WORK INSTRUCTIONS: Locate the word "Freedom" in the data below, then copy every line that holds it.

INPUT:
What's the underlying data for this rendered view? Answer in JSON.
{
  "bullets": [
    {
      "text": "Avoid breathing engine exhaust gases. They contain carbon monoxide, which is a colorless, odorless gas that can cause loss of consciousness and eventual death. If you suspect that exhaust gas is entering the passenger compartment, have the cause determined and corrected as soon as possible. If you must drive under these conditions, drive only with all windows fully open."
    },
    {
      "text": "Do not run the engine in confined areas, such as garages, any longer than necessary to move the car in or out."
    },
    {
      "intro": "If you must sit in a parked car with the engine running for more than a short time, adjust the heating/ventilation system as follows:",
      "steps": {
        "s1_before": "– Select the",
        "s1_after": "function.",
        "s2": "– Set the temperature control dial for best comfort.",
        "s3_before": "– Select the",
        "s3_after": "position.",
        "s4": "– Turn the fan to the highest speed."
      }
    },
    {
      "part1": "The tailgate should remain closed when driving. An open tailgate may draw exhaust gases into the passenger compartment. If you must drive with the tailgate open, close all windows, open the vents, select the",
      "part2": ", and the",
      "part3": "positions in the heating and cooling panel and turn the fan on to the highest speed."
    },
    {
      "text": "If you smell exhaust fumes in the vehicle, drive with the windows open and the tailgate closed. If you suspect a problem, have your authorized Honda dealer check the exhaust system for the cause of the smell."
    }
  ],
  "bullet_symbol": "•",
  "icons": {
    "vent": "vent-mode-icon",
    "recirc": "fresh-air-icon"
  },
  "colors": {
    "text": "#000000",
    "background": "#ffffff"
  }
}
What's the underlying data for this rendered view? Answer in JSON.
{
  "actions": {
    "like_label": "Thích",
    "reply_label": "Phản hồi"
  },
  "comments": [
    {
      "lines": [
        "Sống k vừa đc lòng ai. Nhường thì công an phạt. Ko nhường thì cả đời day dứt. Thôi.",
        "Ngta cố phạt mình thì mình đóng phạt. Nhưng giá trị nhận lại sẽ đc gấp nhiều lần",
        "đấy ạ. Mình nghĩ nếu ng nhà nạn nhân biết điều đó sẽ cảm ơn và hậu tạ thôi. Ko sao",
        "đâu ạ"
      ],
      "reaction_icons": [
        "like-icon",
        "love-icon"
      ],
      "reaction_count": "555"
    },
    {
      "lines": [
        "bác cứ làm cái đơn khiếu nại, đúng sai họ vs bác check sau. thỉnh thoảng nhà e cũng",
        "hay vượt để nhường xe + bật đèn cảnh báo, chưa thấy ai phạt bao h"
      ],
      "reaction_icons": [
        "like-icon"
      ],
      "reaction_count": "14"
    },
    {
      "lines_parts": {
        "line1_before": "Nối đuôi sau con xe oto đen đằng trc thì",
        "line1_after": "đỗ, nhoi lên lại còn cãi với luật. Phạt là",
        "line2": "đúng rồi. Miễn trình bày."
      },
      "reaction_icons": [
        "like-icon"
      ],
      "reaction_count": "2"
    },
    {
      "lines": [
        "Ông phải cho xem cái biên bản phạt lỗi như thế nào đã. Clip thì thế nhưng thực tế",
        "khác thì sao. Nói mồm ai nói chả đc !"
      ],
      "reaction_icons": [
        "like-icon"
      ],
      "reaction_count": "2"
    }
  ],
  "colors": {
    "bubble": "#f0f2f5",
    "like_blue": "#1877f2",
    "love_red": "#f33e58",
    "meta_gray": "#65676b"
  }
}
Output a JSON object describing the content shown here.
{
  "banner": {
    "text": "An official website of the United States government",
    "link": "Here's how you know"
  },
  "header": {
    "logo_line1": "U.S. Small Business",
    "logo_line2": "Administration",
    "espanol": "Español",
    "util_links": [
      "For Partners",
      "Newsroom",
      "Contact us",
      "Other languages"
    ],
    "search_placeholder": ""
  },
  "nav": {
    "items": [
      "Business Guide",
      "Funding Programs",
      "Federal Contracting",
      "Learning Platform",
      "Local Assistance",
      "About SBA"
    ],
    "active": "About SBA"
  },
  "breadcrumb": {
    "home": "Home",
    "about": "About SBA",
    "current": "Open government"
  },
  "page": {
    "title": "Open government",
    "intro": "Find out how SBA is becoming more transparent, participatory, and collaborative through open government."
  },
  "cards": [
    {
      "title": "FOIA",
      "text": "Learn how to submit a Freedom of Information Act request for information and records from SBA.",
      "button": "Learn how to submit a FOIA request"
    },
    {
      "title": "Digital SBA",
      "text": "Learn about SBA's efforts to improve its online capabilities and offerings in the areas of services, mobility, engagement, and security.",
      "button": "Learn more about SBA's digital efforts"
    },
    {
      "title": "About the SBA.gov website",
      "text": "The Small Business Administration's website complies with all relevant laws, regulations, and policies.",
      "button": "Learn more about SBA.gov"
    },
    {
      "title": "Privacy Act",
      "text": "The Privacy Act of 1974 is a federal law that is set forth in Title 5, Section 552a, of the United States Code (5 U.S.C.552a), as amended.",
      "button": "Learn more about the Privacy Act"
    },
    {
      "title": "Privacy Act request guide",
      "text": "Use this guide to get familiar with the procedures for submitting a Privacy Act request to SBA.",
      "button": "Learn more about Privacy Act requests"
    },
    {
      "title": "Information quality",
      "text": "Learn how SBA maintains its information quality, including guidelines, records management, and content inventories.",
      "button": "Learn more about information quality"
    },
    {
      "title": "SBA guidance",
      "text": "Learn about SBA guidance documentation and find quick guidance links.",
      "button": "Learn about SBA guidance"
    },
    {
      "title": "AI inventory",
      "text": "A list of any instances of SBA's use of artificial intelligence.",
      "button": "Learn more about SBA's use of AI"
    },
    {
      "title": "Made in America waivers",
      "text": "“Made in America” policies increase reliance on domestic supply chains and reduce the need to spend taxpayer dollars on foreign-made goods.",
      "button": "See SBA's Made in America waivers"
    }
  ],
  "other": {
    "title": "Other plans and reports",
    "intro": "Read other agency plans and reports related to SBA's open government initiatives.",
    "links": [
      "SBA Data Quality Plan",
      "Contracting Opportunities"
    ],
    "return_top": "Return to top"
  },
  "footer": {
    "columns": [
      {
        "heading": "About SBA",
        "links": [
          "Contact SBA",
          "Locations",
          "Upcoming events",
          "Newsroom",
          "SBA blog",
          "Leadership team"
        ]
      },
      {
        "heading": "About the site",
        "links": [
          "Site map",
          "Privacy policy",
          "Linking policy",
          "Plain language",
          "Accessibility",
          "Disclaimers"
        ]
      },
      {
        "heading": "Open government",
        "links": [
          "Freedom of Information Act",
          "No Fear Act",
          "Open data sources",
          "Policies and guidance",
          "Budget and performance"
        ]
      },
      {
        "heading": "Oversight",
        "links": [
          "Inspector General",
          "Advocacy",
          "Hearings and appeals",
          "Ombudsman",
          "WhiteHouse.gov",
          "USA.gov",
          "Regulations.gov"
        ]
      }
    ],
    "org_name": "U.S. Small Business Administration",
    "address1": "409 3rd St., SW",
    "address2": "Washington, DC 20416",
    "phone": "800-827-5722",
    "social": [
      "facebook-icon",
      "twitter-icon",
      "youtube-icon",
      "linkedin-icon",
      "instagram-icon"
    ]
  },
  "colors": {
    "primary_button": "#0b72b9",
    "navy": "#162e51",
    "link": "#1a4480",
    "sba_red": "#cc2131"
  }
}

EXERCISE SOLUTION:
      "text": "Learn how to submit a Freedom of Information Act request for information and records from SBA.",
          "Freedom of Information Act",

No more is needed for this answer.